Americans got a grim reminder last summer of how fragile the nation’s water supply is, as a pair of U.S. cities faced major water crises. Thousands of residents in Jackson, Mississippi were unable to access clean tap water after one of the city’s main water plants failed, while residents of Las Vegas, New Mexico, were warned of dwindling freshwater supplies after heavy rainfall washed charred debris into the region’s water system.
These kinds of crises are becoming more common as the effects of climate change contribute to a rise in the frequency and severity of weather events that threaten U.S. water supplies. This in turn has led to calls for action from groups that urge public and private entities to do more to tackle water issues.
One such group is Ceres, a Boston-based nonprofit climate organization that networks with financial leaders to solve sustainability challenges. In August, Ceres launched the Valuing Water Finance Initiative, which aims to help corporations do a better job of managing their water systems and use.
The initiative was the result of a years-long research collaboration between Ceres and more than 60 major investment groups worldwide, including Fidelity International, DWS Group, the California Public Employees’ Retirement System (CalPERS), and Franklin Templeton.
The research found that corporations must do a much better job managing their water risk – not only to protect the world’s water supplies but also to lessen investor exposure. The initiative’s stated aim is to “engage with more than 70 of the world’s biggest corporate water users and polluters to drive better action on water stewardship.”
A list of those corporations reads like a who’s who of major brand names and includes Unilever, Nestle, McDonald’s, and Amazon. The Valuing Water Finance Initiative will examine companies across a broad spectrum of issues, ranging from water quality and scarcity to protecting ecosystems and improving access to water and sanitation.
“The water crisis is playing out across the U.S. and around the world in many ways, from severe drought and pollution to inadequate access to safe drinking water, all of which disproportionately impact our most vulnerable communities,” Ceres Chief Executive Mindy Lubber told the Edie website in an interview. “The private sector must recognize water’s importance for their institutions and investments lest they further expose themselves and society to increased material water risk.”
As Reuters reported, the initiative is modeled on the Climate Action 100+, a carbon-focused initiative led by 700 investors holding $68 trillion in assets, of which Ceres was also a founding member.

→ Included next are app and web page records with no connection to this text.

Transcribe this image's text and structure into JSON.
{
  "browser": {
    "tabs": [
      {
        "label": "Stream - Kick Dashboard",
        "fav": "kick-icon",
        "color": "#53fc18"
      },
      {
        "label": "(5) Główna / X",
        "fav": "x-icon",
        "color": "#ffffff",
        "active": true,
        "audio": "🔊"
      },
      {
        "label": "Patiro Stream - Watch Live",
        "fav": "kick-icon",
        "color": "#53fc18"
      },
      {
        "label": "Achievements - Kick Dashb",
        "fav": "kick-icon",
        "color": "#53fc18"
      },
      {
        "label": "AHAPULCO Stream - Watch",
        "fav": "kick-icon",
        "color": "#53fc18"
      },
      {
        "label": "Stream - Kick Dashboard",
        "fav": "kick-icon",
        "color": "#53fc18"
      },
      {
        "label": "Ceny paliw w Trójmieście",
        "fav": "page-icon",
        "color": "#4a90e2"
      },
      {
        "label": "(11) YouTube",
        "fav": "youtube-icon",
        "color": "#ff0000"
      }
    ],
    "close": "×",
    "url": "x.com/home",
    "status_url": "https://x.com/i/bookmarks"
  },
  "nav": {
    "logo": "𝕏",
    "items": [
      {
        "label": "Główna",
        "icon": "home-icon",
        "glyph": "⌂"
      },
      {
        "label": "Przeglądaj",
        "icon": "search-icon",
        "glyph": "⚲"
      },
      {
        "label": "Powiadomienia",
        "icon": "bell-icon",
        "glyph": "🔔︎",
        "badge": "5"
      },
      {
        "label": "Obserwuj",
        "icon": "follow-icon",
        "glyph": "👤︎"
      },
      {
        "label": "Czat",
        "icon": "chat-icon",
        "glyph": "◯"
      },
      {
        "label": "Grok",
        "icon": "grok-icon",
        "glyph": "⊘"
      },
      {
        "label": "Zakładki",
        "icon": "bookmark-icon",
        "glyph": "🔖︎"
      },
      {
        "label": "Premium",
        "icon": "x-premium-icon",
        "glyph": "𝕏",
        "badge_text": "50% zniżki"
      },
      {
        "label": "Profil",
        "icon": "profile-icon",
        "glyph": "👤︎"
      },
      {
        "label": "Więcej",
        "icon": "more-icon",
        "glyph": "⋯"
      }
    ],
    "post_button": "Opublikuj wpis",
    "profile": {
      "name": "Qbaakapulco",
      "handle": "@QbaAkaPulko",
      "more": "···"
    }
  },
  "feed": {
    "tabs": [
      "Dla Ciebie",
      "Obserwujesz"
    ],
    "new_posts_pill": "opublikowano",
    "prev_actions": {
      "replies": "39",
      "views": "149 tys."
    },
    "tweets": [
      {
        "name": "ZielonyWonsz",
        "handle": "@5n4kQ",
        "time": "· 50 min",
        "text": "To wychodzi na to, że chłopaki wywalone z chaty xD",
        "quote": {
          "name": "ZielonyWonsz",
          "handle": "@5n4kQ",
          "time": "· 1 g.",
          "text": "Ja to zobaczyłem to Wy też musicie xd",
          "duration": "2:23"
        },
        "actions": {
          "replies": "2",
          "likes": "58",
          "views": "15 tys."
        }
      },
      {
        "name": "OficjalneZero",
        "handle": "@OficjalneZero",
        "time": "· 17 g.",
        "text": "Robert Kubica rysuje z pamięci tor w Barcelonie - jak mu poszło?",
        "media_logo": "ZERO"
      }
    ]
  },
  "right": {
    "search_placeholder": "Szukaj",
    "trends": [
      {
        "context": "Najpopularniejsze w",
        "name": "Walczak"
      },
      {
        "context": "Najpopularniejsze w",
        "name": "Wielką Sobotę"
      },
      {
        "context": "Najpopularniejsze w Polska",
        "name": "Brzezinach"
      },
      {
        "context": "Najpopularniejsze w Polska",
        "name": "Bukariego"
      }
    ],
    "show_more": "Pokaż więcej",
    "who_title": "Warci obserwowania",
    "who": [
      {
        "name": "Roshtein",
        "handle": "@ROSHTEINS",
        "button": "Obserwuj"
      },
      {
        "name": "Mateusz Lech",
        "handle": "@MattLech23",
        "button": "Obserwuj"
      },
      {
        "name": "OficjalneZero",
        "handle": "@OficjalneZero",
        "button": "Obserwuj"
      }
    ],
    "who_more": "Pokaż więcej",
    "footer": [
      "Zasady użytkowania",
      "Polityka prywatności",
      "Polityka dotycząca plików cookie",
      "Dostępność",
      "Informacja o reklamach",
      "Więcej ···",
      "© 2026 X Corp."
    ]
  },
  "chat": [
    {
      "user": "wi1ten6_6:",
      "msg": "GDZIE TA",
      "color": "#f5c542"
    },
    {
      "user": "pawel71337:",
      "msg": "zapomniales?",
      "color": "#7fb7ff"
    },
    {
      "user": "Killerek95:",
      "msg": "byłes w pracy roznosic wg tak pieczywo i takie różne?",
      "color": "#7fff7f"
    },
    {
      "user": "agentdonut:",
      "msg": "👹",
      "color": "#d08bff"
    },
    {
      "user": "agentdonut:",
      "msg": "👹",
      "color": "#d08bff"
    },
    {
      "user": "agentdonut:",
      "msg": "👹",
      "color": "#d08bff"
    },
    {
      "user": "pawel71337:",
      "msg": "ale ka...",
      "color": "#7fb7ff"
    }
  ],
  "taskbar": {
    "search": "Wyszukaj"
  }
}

Investors in the Valuing Water Finance Initiative bring aboard combined assets of nearly $10 trillion.
Ceres has plenty of experience in this kind of work, having previously led an investor campaign that targeted fast-food chains. The nonprofit also partnered with members of the Valuing Water Finance Task Force and others to co-develop Corporate Expectations for Valuing Water, a set of six actionable steps companies can use to address water risk. The steps align with the United Nation’s 2030 Sustainable Development Goal for Water, and encourage companies to do the following:
- Take action to ensure current practices don’t impact water quality and water availability.
- Integrate water management into business processes, including board oversight and policy engagement.
- Work to ensure access to the essentials – water and sanitation – across company value chains.
- Protect ecosystems that are critical to the freshwater supplies that their businesses depend on.
These actions are part of a broader movement to hold corporations more accountable for their water use.
Among those that have already taken positive steps are AB InBev, Coca-Cola, and Intel, whose programs range from making factories more water-efficient to helping supply chains and communities become more water aware and secure.